Accepted Paper:

Kapa, Cloth, and Self-Fashioning, 1800-1860  

Author:

Sarah Tamashiro (University of Hawaii at Manoa)

Paper short abstract:

While anthropological approaches can provide insight about changing values and trends in Hawaiian dress, Hawaiian language texts better timeline Hawaiian changes in self-fashioning in the 19th century.

Paper long abstract:

Kapa (barkcloth), its manufacture, and use is one of the most studied areas of Pacific Art History and Material Culture. Contemporary researchers that are seeking answers about what led to the decline in use and production of Hawaiian kapa in the 19th century have depended heavily on stylistic details and material analysis to build their chronology. While anthropological approaches can provide insight about changing values and trends in Hawaiian dress, Hawaiian language texts better timeline Hawaiian changes in self-fashioning in the 19th century. Utilizing Hawaiian language primary sources, "Kapa, Cloth, and Self-Fashioning, 1800-1860" will consider how changing modes of Hawaiian self-fashioning led to new uses and methods of creating kapa and the increased availability of kapa for trade with foreigners. How can Hawaiian textual sources better contextualize the provenance of Hawaiian kapa in museums? How can Hawaiian language reactivate objects of cultural significance?

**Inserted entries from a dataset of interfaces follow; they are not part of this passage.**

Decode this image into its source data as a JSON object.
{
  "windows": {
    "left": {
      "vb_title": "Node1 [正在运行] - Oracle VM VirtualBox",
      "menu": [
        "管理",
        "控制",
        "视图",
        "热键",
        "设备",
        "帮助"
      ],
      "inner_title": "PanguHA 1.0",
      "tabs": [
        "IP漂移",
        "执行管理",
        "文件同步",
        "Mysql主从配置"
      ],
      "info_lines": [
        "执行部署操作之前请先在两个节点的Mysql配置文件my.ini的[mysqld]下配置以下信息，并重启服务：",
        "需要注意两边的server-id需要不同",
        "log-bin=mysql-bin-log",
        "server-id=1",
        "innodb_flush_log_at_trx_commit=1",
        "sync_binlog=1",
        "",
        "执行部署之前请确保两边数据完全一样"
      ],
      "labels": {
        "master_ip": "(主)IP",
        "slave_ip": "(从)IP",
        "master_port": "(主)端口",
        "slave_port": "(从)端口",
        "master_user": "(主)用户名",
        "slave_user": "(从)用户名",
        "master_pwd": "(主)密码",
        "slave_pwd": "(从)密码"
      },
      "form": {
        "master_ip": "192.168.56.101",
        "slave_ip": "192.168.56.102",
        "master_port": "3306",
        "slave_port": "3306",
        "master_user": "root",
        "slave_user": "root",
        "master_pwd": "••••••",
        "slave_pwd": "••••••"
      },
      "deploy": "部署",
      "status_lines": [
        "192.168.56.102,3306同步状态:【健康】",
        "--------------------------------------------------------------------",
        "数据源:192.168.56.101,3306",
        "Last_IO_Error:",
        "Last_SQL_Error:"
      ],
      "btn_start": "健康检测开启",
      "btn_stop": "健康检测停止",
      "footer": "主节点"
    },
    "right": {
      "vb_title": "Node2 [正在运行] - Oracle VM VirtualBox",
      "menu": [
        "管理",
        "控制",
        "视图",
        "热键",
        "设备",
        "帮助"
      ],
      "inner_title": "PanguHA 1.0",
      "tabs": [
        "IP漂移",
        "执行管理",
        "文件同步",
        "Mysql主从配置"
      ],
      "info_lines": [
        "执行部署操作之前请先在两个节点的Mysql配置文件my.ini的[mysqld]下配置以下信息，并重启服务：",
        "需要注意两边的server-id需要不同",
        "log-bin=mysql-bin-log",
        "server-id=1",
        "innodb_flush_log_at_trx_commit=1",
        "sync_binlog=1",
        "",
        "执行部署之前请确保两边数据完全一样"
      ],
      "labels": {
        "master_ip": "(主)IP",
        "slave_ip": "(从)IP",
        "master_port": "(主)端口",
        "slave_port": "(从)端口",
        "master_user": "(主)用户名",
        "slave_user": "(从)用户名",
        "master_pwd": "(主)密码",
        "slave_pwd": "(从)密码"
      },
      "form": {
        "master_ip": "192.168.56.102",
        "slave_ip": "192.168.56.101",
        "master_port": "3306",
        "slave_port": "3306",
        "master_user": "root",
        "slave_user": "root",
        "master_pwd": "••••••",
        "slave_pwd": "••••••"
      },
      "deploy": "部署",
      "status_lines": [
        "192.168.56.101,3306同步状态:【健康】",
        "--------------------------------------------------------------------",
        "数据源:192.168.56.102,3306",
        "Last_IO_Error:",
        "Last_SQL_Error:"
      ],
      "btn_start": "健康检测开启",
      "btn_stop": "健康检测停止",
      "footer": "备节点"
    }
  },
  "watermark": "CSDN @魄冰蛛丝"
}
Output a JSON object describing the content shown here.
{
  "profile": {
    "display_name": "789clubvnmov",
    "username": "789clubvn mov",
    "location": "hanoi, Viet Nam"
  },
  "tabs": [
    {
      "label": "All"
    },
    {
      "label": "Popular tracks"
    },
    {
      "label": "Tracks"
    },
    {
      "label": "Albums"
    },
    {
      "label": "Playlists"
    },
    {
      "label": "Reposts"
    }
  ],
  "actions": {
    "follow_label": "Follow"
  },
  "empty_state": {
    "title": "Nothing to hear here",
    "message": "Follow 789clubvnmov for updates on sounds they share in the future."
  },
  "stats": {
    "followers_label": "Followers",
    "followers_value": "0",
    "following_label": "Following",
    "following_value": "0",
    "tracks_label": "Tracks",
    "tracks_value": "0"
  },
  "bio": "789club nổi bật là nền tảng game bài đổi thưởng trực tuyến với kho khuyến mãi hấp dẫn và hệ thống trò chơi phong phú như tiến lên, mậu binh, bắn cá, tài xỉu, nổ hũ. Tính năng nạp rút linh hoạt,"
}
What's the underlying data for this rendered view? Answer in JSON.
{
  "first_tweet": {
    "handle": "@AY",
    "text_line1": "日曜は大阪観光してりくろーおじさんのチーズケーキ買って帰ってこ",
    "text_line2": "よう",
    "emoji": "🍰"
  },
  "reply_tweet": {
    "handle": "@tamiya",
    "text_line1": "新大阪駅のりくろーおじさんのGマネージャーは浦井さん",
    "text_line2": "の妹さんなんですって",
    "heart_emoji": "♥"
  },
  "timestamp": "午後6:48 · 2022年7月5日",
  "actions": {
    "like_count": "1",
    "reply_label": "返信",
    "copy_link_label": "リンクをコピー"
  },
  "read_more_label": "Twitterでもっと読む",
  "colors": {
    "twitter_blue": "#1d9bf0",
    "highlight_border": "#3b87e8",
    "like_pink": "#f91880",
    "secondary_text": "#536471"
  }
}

Panel P047
Ka Waihona Palapala Mānaleo: Challenging Provenance in a Time of Resource Abundance